__Brief__: Reproduce each record below in full, word for word, without images.

__Listed entries__:
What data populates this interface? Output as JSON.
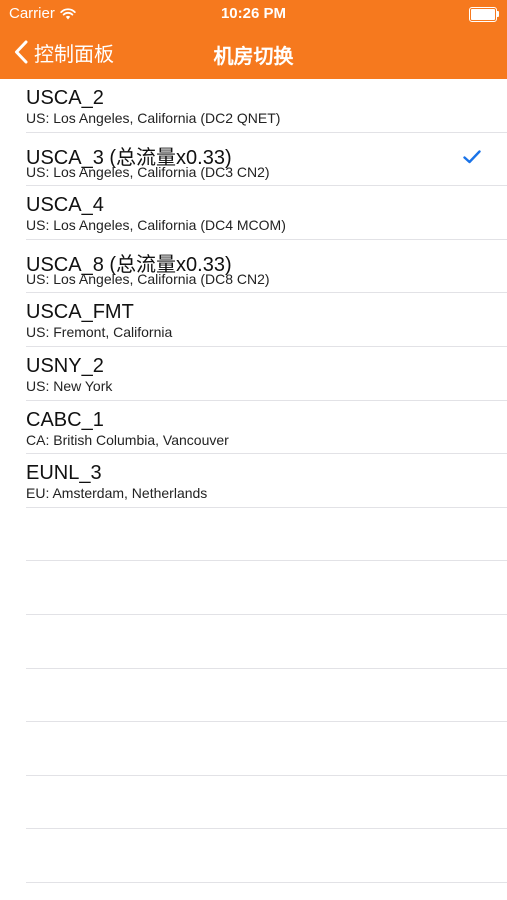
{
  "status_bar": {
    "carrier": "Carrier",
    "time": "10:26 PM"
  },
  "nav": {
    "back_label": "控制面板",
    "title": "机房切换",
    "bar_color": "#f6791e"
  },
  "accent_color": "#1a73e8",
  "servers": [
    {
      "title": "USCA_2",
      "subtitle": "US: Los Angeles, California (DC2 QNET)",
      "selected": false
    },
    {
      "title": "USCA_3 (总流量x0.33)",
      "subtitle": "US: Los Angeles, California (DC3 CN2)",
      "selected": true
    },
    {
      "title": "USCA_4",
      "subtitle": "US: Los Angeles, California (DC4 MCOM)",
      "selected": false
    },
    {
      "title": "USCA_8 (总流量x0.33)",
      "subtitle": "US: Los Angeles, California (DC8 CN2)",
      "selected": false
    },
    {
      "title": "USCA_FMT",
      "subtitle": "US: Fremont, California",
      "selected": false
    },
    {
      "title": "USNY_2",
      "subtitle": "US: New York",
      "selected": false
    },
    {
      "title": "CABC_1",
      "subtitle": "CA: British Columbia, Vancouver",
      "selected": false
    },
    {
      "title": "EUNL_3",
      "subtitle": "EU: Amsterdam, Netherlands",
      "selected": false
    }
  ]
}
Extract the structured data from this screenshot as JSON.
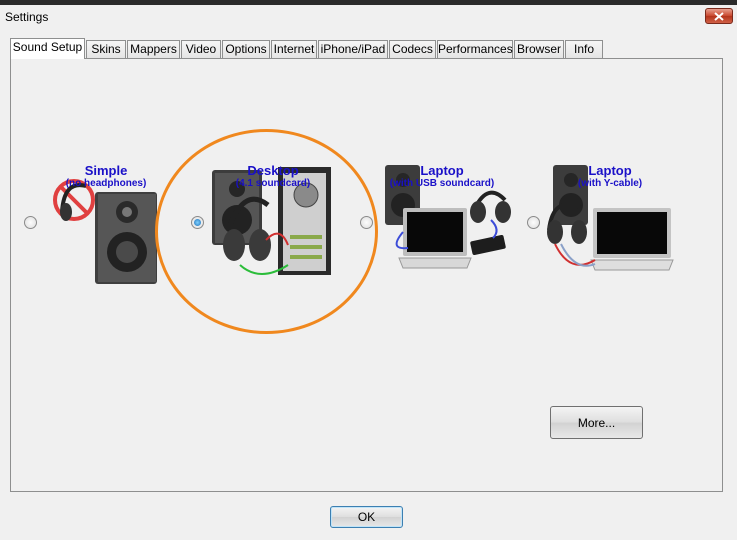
{
  "window": {
    "title": "Settings"
  },
  "tabs": [
    {
      "label": "Sound Setup",
      "active": true
    },
    {
      "label": "Skins"
    },
    {
      "label": "Mappers"
    },
    {
      "label": "Video"
    },
    {
      "label": "Options"
    },
    {
      "label": "Internet"
    },
    {
      "label": "iPhone/iPad"
    },
    {
      "label": "Codecs"
    },
    {
      "label": "Performances"
    },
    {
      "label": "Browser"
    },
    {
      "label": "Info"
    }
  ],
  "setups": [
    {
      "title": "Simple",
      "subtitle": "(no headphones)",
      "selected": false
    },
    {
      "title": "Desktop",
      "subtitle": "(4.1 soundcard)",
      "selected": true
    },
    {
      "title": "Laptop",
      "subtitle": "(with USB soundcard)",
      "selected": false
    },
    {
      "title": "Laptop",
      "subtitle": "(with Y-cable)",
      "selected": false
    }
  ],
  "buttons": {
    "more": "More...",
    "ok": "OK"
  },
  "colors": {
    "label_blue": "#1a10c8",
    "highlight_ring": "#f0881e",
    "close_red": "#c8462c"
  }
}
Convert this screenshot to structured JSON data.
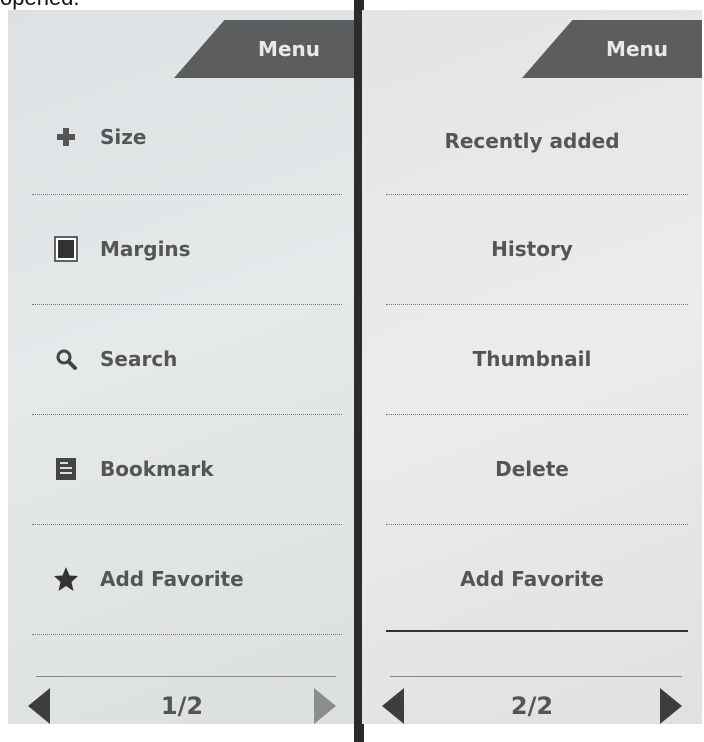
{
  "caption": "opened.",
  "left_panel": {
    "menu_label": "Menu",
    "items": [
      {
        "label": "Size",
        "icon": "plus-icon"
      },
      {
        "label": "Margins",
        "icon": "margins-icon"
      },
      {
        "label": "Search",
        "icon": "search-icon"
      },
      {
        "label": "Bookmark",
        "icon": "bookmark-icon"
      },
      {
        "label": "Add Favorite",
        "icon": "star-icon"
      }
    ],
    "page_indicator": "1/2"
  },
  "right_panel": {
    "menu_label": "Menu",
    "items": [
      {
        "label": "Recently added"
      },
      {
        "label": "History"
      },
      {
        "label": "Thumbnail"
      },
      {
        "label": "Delete"
      },
      {
        "label": "Add Favorite"
      }
    ],
    "page_indicator": "2/2"
  },
  "colors": {
    "menu_tab": "#5b5d5f",
    "label_text": "#555555",
    "arrow": "#3d3d3d"
  }
}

__Result of the task__:
What data populates this interface? Output as JSON.
{
  "status_bar": {
    "carrier": "Carrier",
    "time": "10:26 PM"
  },
  "nav": {
    "back_label": "控制面板",
    "title": "机房切换",
    "bar_color": "#f6791e"
  },
  "accent_color": "#1a73e8",
  "servers": [
    {
      "title": "USCA_2",
      "subtitle": "US: Los Angeles, California (DC2 QNET)",
      "selected": false
    },
    {
      "title": "USCA_3 (总流量x0.33)",
      "subtitle": "US: Los Angeles, California (DC3 CN2)",
      "selected": true
    },
    {
      "title": "USCA_4",
      "subtitle": "US: Los Angeles, California (DC4 MCOM)",
      "selected": false
    },
    {
      "title": "USCA_8 (总流量x0.33)",
      "subtitle": "US: Los Angeles, California (DC8 CN2)",
      "selected": false
    },
    {
      "title": "USCA_FMT",
      "subtitle": "US: Fremont, California",
      "selected": false
    },
    {
      "title": "USNY_2",
      "subtitle": "US: New York",
      "selected": false
    },
    {
      "title": "CABC_1",
      "subtitle": "CA: British Columbia, Vancouver",
      "selected": false
    },
    {
      "title": "EUNL_3",
      "subtitle": "EU: Amsterdam, Netherlands",
      "selected": false
    }
  ]
}
Extract the structured data from this screenshot as JSON.
{
  "window": {
    "title": "Settings"
  },
  "tabs": [
    {
      "label": "Sound Setup",
      "active": true
    },
    {
      "label": "Skins"
    },
    {
      "label": "Mappers"
    },
    {
      "label": "Video"
    },
    {
      "label": "Options"
    },
    {
      "label": "Internet"
    },
    {
      "label": "iPhone/iPad"
    },
    {
      "label": "Codecs"
    },
    {
      "label": "Performances"
    },
    {
      "label": "Browser"
    },
    {
      "label": "Info"
    }
  ],
  "setups": [
    {
      "title": "Simple",
      "subtitle": "(no headphones)",
      "selected": false
    },
    {
      "title": "Desktop",
      "subtitle": "(4.1 soundcard)",
      "selected": true
    },
    {
      "title": "Laptop",
      "subtitle": "(with USB soundcard)",
      "selected": false
    },
    {
      "title": "Laptop",
      "subtitle": "(with Y-cable)",
      "selected": false
    }
  ],
  "buttons": {
    "more": "More...",
    "ok": "OK"
  },
  "colors": {
    "label_blue": "#1a10c8",
    "highlight_ring": "#f0881e",
    "close_red": "#c8462c"
  }
}
Convert this screenshot to structured JSON data.
{
  "caption": "opened.",
  "left_panel": {
    "menu_label": "Menu",
    "items": [
      {
        "label": "Size",
        "icon": "plus-icon"
      },
      {
        "label": "Margins",
        "icon": "margins-icon"
      },
      {
        "label": "Search",
        "icon": "search-icon"
      },
      {
        "label": "Bookmark",
        "icon": "bookmark-icon"
      },
      {
        "label": "Add Favorite",
        "icon": "star-icon"
      }
    ],
    "page_indicator": "1/2"
  },
  "right_panel": {
    "menu_label": "Menu",
    "items": [
      {
        "label": "Recently added"
      },
      {
        "label": "History"
      },
      {
        "label": "Thumbnail"
      },
      {
        "label": "Delete"
      },
      {
        "label": "Add Favorite"
      }
    ],
    "page_indicator": "2/2"
  },
  "colors": {
    "menu_tab": "#5b5d5f",
    "label_text": "#555555",
    "arrow": "#3d3d3d"
  }
}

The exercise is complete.